◆ Dataset rows describing interfaces ◆
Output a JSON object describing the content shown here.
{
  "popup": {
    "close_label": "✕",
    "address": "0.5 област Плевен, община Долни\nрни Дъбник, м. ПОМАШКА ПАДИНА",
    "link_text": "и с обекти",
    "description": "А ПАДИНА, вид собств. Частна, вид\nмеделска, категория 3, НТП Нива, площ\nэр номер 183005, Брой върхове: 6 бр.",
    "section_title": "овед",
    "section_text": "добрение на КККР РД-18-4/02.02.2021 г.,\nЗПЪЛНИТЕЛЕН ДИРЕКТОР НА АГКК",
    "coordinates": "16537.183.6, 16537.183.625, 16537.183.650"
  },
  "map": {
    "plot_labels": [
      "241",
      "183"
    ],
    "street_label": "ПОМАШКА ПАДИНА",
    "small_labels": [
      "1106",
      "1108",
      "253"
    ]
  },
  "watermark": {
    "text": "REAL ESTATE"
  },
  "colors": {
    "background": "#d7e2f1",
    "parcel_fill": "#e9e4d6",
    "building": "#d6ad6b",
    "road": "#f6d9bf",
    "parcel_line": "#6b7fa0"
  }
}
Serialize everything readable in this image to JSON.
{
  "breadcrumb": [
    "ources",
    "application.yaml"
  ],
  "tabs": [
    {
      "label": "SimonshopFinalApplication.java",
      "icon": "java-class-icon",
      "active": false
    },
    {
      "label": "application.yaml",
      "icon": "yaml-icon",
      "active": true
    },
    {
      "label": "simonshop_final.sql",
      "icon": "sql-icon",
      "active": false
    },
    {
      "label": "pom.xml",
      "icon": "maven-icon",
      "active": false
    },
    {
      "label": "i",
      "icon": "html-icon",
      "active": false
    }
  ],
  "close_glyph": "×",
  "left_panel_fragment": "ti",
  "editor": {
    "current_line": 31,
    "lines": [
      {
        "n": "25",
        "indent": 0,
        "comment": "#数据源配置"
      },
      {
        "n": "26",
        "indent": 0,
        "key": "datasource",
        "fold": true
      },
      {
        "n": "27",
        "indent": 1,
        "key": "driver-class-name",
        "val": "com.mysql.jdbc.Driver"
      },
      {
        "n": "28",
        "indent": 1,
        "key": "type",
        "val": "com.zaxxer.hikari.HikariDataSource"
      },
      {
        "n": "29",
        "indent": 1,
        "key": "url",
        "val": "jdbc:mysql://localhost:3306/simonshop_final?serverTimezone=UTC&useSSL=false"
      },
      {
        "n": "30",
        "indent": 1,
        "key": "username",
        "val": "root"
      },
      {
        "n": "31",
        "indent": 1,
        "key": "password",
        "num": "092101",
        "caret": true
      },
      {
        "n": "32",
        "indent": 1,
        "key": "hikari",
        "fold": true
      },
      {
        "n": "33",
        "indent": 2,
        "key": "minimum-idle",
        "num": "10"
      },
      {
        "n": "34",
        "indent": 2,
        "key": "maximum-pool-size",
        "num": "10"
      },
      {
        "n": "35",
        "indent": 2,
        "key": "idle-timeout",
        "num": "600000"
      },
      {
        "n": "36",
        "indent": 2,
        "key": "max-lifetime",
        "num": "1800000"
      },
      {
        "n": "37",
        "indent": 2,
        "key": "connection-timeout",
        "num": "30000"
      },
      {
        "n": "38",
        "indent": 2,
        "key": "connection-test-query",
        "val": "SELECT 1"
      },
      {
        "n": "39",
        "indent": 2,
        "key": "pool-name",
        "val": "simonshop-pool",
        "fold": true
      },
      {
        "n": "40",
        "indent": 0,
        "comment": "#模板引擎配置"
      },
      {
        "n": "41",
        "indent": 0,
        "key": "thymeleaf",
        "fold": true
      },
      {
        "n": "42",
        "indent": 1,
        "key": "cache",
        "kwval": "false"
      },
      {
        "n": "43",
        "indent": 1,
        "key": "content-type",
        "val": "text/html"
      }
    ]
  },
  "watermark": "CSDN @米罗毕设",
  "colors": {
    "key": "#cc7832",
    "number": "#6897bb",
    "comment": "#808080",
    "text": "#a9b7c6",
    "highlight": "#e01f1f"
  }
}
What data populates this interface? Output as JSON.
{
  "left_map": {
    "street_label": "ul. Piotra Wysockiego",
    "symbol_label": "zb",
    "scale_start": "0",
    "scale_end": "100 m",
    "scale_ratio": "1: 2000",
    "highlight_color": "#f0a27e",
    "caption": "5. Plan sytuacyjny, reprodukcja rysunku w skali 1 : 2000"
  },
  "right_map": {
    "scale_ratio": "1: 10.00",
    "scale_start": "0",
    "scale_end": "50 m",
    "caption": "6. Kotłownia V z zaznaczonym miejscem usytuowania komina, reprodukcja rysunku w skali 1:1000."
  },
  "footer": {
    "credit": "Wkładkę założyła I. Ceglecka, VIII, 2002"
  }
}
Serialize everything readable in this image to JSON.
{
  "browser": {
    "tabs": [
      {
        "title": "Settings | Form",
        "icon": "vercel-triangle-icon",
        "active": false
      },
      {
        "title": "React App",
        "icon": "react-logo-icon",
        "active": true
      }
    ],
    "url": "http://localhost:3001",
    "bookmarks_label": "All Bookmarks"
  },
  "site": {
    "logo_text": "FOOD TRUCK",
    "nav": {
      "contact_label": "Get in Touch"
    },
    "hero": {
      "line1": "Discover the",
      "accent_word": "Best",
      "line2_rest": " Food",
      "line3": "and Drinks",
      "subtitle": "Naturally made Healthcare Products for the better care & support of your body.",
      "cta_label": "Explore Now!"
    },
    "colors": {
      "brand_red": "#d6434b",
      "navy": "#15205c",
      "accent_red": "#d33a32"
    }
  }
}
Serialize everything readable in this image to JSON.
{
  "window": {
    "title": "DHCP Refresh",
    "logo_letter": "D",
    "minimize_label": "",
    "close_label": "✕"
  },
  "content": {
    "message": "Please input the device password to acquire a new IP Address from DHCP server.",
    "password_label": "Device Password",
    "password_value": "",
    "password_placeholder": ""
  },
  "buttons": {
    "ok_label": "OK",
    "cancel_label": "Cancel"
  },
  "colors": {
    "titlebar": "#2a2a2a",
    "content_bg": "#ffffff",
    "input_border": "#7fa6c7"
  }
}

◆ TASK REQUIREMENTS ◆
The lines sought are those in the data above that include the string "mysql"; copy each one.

◆ RESPONSE BELOW ◆
        "val": "com.mysql.jdbc.Driver"
        "val": "jdbc:mysql://localhost:3306/simonshop_final?serverTimezone=UTC&useSSL=false"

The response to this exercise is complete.